English as an international lingua franca has been widely accepted globally for a century. In recent decades, Asian countries (particularly China, Japan and Korea) have been embracing English as one of their top priorities in language policies.

English village is a typical model those three East Asian countries build for promoting English through immersion environments. How do these English villages work in these three countries?


Gyeonggi English Village (GEV) was the earliest one built in 2004 in Korea. According to their principle, the GEV provides "Korean people opportunities to interact with English native speakers and engage in multicultural and hands-on activities that mimic real-life foreign experiences."

GEV seems to be a model that is leading Koran English education in a new way.


Miyun, a town located in the suburban area of Beijing in China, submitted a proposal to the Chinese government in 2011 to create an English immersion village. The plan consisted of a European-style village with 18 units speaking only English, and any visitors would need a passport to enter the village. It would cost 100 million Chinese yuan ($1.6 million) over a span of five years.

The plan was immediately tweeted more than 10,000 times in Chinese Weibo (similar as Twitter) after the news was released. Most of the comments criticized the Miyun English village plan.

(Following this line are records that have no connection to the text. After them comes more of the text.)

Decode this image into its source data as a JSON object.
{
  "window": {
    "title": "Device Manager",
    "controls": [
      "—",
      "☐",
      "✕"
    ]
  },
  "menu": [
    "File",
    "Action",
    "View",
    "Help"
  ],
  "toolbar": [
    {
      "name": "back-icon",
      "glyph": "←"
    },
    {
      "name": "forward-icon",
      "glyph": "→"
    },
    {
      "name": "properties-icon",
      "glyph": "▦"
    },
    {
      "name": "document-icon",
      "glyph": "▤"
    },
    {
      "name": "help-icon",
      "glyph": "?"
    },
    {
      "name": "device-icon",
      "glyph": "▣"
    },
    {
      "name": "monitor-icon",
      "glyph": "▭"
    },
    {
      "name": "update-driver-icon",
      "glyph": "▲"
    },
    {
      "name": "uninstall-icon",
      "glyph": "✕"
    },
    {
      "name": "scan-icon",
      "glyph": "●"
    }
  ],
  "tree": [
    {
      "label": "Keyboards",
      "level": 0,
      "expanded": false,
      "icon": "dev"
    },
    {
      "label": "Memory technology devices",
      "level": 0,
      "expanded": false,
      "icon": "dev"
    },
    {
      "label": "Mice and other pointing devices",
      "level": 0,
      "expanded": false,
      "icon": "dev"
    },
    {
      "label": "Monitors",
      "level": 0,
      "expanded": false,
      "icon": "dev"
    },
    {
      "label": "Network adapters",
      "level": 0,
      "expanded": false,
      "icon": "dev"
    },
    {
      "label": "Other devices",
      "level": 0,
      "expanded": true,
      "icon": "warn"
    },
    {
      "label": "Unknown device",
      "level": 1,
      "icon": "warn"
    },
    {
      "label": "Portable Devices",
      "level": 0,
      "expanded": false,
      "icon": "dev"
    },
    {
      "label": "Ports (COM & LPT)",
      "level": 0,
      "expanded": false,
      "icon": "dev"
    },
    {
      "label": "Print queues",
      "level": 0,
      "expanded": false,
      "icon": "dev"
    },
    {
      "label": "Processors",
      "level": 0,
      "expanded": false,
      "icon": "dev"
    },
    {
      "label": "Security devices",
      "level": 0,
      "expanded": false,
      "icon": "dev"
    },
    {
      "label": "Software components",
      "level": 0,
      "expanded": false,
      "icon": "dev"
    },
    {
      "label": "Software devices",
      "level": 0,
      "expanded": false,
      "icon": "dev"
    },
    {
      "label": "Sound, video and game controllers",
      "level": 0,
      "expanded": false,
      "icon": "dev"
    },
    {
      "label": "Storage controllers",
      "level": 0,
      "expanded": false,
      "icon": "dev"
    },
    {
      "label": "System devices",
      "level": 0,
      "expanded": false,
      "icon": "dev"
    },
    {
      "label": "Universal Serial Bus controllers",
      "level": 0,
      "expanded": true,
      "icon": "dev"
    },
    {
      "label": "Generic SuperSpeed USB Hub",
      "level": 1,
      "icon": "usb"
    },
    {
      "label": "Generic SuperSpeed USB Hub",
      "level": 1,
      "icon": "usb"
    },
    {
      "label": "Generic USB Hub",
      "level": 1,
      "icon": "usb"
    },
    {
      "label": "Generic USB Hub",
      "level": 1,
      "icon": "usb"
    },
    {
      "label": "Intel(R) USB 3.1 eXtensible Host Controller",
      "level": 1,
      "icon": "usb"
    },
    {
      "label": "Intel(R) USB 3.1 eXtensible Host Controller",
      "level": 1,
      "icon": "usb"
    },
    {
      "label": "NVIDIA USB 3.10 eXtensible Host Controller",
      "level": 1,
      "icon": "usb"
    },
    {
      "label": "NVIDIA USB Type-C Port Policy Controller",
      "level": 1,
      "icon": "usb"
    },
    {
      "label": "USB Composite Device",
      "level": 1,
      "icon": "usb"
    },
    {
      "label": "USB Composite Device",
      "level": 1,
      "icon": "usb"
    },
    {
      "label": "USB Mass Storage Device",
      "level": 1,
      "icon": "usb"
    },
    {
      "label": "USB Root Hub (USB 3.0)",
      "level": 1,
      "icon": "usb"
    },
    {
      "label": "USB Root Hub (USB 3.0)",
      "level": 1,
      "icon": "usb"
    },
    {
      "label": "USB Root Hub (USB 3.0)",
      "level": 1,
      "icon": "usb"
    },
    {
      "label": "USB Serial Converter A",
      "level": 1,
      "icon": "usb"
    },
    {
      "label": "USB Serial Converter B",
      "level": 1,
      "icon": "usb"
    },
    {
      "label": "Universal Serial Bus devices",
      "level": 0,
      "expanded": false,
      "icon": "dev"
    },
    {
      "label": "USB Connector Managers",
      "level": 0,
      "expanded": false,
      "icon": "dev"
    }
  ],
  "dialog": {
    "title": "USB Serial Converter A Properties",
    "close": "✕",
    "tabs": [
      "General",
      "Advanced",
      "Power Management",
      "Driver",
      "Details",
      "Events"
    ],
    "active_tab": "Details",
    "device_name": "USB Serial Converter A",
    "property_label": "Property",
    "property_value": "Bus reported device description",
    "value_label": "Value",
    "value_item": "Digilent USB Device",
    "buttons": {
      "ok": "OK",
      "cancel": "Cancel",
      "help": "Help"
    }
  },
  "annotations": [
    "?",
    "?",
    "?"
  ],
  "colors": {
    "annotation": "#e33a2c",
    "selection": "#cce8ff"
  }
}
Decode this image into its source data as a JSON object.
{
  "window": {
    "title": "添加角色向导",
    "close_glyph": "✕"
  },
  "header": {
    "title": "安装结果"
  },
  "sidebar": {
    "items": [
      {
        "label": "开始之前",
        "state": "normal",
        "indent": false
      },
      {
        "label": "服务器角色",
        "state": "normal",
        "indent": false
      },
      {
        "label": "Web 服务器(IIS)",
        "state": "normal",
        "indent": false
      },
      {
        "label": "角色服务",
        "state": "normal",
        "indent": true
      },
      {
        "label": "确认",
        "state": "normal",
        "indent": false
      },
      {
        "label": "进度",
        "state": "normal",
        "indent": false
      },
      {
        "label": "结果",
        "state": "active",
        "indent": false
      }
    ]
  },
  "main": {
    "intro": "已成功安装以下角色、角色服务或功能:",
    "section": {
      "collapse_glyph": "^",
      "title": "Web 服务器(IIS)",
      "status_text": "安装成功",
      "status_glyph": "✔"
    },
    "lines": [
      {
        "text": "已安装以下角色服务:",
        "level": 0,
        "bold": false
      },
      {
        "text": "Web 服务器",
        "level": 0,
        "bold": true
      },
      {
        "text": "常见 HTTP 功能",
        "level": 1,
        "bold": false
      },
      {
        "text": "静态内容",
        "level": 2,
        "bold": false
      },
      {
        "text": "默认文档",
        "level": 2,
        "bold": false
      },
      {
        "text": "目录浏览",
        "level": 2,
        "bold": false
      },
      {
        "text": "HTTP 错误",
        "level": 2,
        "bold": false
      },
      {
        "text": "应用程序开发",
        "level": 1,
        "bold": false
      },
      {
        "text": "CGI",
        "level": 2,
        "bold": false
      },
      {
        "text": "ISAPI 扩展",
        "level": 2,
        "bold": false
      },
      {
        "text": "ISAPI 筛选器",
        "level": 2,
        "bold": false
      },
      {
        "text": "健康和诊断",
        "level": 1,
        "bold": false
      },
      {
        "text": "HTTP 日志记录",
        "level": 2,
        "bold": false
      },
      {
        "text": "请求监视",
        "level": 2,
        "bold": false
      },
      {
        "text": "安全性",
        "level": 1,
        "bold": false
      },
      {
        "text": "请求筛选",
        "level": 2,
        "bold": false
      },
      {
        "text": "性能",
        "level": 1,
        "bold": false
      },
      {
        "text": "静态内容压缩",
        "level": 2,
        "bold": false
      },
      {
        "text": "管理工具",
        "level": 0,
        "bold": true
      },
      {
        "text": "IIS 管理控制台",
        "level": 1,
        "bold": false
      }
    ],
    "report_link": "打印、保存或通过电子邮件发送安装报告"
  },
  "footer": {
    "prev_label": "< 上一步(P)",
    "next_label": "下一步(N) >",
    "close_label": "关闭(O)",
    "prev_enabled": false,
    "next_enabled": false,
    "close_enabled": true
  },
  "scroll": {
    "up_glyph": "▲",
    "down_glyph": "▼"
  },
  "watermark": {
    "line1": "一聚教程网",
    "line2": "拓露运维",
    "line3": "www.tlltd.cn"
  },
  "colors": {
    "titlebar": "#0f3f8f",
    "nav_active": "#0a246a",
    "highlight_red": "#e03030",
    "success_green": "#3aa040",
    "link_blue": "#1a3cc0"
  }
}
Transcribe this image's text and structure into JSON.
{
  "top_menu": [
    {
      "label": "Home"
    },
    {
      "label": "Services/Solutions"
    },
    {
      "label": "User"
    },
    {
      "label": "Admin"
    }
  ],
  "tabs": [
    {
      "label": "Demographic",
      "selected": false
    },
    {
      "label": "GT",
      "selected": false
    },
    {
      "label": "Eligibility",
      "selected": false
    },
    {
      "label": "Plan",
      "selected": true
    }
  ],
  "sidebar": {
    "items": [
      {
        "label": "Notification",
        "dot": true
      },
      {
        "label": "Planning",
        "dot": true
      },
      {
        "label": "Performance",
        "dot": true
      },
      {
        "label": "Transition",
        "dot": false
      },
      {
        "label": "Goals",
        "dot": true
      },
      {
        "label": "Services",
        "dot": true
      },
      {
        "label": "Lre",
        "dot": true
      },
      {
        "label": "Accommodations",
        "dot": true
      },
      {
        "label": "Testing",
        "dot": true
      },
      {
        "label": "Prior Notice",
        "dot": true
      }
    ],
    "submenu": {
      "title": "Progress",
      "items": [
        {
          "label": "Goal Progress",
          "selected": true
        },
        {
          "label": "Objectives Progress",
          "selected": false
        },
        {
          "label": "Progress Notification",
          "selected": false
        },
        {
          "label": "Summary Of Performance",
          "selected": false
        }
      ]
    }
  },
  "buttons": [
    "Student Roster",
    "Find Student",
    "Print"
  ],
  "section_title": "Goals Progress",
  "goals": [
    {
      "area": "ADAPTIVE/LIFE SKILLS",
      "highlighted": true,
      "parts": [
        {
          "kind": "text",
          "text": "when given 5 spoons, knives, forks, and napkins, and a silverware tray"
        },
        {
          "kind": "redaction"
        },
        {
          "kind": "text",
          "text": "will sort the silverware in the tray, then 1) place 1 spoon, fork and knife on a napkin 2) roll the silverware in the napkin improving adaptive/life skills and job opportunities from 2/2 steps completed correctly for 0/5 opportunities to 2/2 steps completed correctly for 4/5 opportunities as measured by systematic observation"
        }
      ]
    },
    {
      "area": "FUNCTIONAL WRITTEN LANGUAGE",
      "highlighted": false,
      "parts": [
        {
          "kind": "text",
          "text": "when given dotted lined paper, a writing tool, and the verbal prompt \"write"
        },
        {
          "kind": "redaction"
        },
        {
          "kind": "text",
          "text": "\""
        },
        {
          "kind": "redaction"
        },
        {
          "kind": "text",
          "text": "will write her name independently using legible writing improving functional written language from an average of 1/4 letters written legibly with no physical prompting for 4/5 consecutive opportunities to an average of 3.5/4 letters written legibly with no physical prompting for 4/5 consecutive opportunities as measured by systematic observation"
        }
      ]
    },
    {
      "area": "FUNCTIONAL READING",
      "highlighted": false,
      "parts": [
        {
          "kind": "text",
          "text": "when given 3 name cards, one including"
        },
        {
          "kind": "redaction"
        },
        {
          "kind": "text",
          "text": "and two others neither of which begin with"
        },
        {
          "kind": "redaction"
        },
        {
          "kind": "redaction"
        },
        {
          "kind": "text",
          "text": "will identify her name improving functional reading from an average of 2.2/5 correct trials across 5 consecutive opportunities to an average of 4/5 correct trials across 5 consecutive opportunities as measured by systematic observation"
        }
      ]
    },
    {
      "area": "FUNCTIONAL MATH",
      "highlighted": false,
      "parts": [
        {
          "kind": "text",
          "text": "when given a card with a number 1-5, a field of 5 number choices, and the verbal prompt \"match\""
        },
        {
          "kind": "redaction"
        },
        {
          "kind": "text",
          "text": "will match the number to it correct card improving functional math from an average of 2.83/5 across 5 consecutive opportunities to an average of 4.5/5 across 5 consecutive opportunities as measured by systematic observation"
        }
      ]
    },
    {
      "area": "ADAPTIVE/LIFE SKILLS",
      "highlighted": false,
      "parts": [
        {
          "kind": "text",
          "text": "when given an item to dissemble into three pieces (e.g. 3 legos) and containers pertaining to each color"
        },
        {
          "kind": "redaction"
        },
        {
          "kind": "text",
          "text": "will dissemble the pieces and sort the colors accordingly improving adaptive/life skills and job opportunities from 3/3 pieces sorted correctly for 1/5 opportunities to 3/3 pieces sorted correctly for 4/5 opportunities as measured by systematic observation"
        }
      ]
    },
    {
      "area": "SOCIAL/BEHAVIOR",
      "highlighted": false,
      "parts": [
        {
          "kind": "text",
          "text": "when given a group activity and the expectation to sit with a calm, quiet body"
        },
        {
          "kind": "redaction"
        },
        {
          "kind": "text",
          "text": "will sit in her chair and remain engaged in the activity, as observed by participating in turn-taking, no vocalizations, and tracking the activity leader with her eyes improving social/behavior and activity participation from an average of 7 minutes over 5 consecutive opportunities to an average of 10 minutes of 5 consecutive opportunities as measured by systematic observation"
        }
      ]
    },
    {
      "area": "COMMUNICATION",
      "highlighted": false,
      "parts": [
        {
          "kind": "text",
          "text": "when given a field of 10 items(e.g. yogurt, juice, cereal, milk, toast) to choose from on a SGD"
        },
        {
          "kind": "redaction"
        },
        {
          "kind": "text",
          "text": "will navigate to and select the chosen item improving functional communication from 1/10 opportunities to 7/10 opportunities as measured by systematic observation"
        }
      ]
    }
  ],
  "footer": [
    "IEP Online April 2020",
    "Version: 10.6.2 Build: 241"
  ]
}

The three major criticisms were:

  • It wastes a huge amount of money;
  • Chinese language and heritage should not be placed in an insufficient position;
  • Chinese students will lose the opportunity and interest to learn Chinese language

With those criticisms, the proposal was denied by the Chinese government. Moreover, many Chinese educators have advocated that schools and universities should focus on Chinese language learning more than English learning in recent years.

In 2014, the Chinese Ministry of Education issued a new policy in which English will be removed from the official Gaokao — the university entrance exam in 2017. Instead, English will be tested in other ways by individual institutions. It is a clear signal that China is changing their English language education policy after a decades-long English boom.


How about English villages in Japan?

In order to tie in with Tokyo's Summer Games in 2020, Tokyo media announced in December that the city will build an English village in 2018 that provides Japanese people the opportunity to immerse in an English environment and to interact with English native speakers. Some educators and authorizations visited Korea's Gyeonggi English Village as an example.

On Feb. 21, the City of Tokyo reviewed the proposal of the English village. The discussion covered two sides of opinions:

On one hand, the English village can provide Japanese students a real English environment and the ability to experience English language and culture without going to overseas. On the other hand, the village will cost a large amount of money, and the principles of "English only" will likely fall apart in practice.

Japanese authorities who visited Korea visited a hamburger shop in the English village and found that both staff and customers eventually spoke Korean rather than English. Authorities are now wondering if the same will happen in Tokyo's English village.

The decision in Japan may not be an easy one to make. We will see the further updates from Japan in the coming months.


English villages in East Asia have clearly seen mixed results.

Korea is still enjoying its English villages, even though there are some weakness (e.g., high costs).

In China, the government changed the language education policy to focus on promoting Chinese language rather than endorsing English. This leaves little room for English villages in the near future.

Japan wants to build English villages to tie in with Olympic Games in 2020. They are still consulting diverse feedback to determine approval.

The future of English villages in those three countries seems uncertain.